They are ready for it to be over.
|Walking Through the Rain and Mud|
|Dodging Construction Equipment|
the perks of volunteering at least 32 hours per week at Denali National Park is
that our campground fees are covered by the park. That is especially nice when the rates top
$40 per night for full hookups.
Volunteers are also encouraged to get out into the park, and we are
given a voucher for a trip on one of the park shuttle buses.
friend Kathleen has gone out of her way to make our lives very easy while we are
here. Not only did she let us stay with
her last weekend, but she also picked up groceries for us while she was in
Fairbanks last Monday. The tiny markets
here only carry a few items, so that was a huge help. Kathleen also gives us a ride to and from
work every day, which is especially nice since we are traveling without a car
in Alaska. We can leave Kitty behind at
the campground and not have to try and find a place to park the RV.
|Watching the Trees Change Colors Day by Day on Our Way Home From Work|
actually took the day off today (volunteers are only required to work 32 hours
per week), since our propane gauge registered empty. Although I had thought about using my bus voucher
to venture farther into the park today, my priority was driving to the nearby
town of Healy to fill up with propane so we would have heat tonight. I also wanted to see if I could find a somewhat
larger space heater than our tiny one.
Have I mentioned that it’s been really cold? The
trip was a success.
left, however, I decided to drive the RV to mile 15 in the park, which is as
far as private vehicles are permitted.
At least I would get to see a little bit of the park today. Much of the landscape was enshrouded in
clouds, and visibility was limited, but the drive was still beautiful.

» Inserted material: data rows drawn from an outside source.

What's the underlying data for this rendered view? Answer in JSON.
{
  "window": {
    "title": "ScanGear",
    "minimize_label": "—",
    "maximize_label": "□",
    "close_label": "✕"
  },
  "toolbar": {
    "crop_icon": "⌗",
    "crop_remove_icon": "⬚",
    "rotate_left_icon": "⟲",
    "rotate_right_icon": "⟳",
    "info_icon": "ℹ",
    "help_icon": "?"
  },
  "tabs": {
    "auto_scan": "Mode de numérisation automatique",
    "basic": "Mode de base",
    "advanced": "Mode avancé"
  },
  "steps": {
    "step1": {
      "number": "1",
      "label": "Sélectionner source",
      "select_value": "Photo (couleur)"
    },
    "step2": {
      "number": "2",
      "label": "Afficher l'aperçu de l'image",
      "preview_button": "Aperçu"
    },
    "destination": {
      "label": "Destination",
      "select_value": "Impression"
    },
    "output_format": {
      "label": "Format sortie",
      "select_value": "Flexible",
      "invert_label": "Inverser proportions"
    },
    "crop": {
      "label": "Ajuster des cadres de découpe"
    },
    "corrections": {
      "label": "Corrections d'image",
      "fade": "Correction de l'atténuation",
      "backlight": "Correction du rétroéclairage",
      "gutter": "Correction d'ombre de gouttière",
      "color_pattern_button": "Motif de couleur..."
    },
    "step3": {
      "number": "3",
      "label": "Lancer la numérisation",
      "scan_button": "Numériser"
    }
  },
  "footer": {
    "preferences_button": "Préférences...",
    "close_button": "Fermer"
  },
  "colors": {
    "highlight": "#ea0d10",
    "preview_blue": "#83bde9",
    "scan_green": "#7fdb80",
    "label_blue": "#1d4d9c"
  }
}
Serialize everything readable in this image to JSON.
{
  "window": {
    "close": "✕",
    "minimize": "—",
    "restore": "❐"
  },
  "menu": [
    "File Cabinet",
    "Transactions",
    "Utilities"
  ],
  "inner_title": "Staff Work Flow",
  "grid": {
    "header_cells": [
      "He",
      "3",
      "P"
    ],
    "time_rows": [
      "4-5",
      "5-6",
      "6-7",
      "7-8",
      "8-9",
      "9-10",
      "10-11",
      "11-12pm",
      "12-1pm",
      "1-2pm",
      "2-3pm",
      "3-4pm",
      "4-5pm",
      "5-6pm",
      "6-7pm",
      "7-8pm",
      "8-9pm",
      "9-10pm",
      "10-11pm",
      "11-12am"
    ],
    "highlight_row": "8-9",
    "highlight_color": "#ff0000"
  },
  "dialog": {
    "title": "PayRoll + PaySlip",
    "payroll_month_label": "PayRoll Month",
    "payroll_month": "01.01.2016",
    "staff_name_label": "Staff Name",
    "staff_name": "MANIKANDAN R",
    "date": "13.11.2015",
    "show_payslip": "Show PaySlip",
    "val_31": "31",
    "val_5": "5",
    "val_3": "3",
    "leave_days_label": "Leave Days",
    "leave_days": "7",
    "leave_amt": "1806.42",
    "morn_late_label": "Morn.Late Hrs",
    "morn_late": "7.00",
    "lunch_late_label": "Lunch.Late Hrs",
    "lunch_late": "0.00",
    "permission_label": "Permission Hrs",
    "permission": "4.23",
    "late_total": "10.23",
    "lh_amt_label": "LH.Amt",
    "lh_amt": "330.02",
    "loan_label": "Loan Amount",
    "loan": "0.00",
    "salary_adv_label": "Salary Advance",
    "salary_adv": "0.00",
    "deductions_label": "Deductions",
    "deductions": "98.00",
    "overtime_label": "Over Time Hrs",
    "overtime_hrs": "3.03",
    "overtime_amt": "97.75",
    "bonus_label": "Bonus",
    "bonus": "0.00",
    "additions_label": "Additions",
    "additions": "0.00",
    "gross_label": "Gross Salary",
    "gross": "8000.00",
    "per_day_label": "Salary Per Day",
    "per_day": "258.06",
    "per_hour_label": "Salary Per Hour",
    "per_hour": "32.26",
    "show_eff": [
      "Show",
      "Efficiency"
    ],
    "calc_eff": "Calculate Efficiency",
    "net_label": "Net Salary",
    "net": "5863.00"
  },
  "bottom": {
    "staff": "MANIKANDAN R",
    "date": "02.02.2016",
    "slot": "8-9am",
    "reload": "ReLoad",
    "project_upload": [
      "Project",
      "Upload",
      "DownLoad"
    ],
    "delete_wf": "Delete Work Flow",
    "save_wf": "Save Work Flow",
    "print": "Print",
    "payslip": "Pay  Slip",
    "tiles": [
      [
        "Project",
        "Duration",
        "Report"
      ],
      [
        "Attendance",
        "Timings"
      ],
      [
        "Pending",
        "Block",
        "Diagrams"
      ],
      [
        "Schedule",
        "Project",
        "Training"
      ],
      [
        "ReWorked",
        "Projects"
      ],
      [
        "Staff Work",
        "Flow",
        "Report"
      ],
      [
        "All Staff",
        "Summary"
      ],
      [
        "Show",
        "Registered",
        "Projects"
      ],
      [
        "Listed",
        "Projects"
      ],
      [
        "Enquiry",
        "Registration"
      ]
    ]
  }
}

It even snowed for a while, but the sun tried
to peek through the clouds from time to time.
|Driving the Park Road|
|Hoping for the Sun to Peek Out|
snow blanketed the nearby mountains, and fall colors reminded me that winter is
not far away in this part of the world.
The snow added a new element to the park experience.
|Loving the Fall Colors|
|Walking Along the Savage River|
|Looking Down at the River|
|Deciding that It's Just Too Cold for a Hike|
|Noticing the Little Things - Snow on Mushrooms|
|Enjoying the Breathtaking Views|
|Hoping to See Wildlife|
|Admiring the Snow-Covered Mountains|
rutting season has already begun, and photographers were lined up along the side of
the road to capture the action. I
stopped and watched for a short while, and I was even able to see a bull moose
in the distance – the first one for me this summer.
|That Seems Quite Tasty|
|I Can See You|
Brrr! It sure looks like more like October or November in the photos.. But the snow is very pretty from where I sit:) Love the bull moose...gorgeous antlers! Hope it warms for you and sun appears before you have to leave!ReplyDelete
Autumn has definitely arrived in Denali, and the colors are really gorgeous. I'm glad you can appreciate the snow from a distance! Ha! The weather is supposed to improve next week, so I'm crossing my fingers.Delete
As hot as it has been in Rome, I sure would enjoy some of your cold temperatures now. Sorry the weather has not been cooperating for you ... but I must say Denali is beautiful with all those fall colors ... enjoy what you can. Heard a few weeks ago that Mt McKinley will officially become Denali (if it hasn't already) ... I think it's only right that the name be changed back to its original.ReplyDelete